Addressing these concerns in recent assignments, Patrick's, "Question for Candidates: What About Jobs?"is a feature story for the OU News Bureau.

Economic stories are pretty popular in this college's news coverage. After posting "College Grads Facing Jobs With Lower Wages," sophomore Charles Lapastora is now working on an investigative piece about Detroit's auto industry. For so many students here, the subject hits home.  

"My father is currently an art director for Campbell-Ewald, an advertising agency in Warren, Mich. Chevrolet, one of their main clients, recently dropped their account. My dad foresaw this coming and eventually found himself unemployed. I was obviously devastated by this," says Lapastora.

The financial health ofGM, Chrysler, and Ford Motor — all headquartered in Detroit — serves as standard news coverage at OU, by broadcast, print and radio students alike.

"Many students here realize that funds from their parents or grandparents came from work in the auto industry, or something related," says Cathy Shafran, journalism professor at Oakland.

Holly Gilbert

Still, these students are hopeful about their prospects — and eager to hear what the GOP candidates have to say on Nov. 9.

"I want to hear what their plan is to restore the economy, and what they're going to do to bring jobs," says McIntyre, who is volunteering as a production intern for the event.

He will be joined by Lapastora, who adds: "Ever since I first heard that this debate was coming to OU, I’ve been looking forward to it and wanting to volunteer in any way possible." 

Their fellow classmate, Troy Frisby, recentlyprofiled a graduate student struggling to pay off his loans. He, too, says he can't wait.
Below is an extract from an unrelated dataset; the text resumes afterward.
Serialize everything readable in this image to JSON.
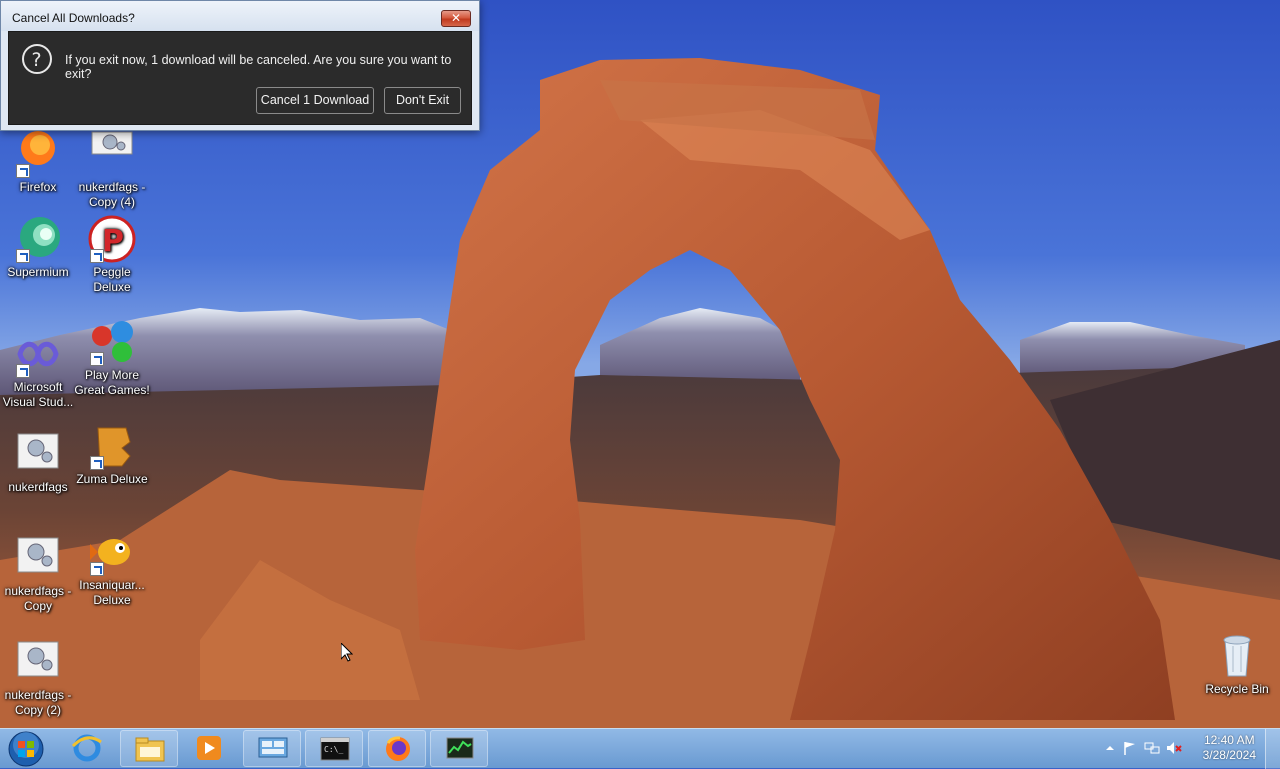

"I was only 17 when President Obama was elected, so 2012 will be my first chance to vote for president."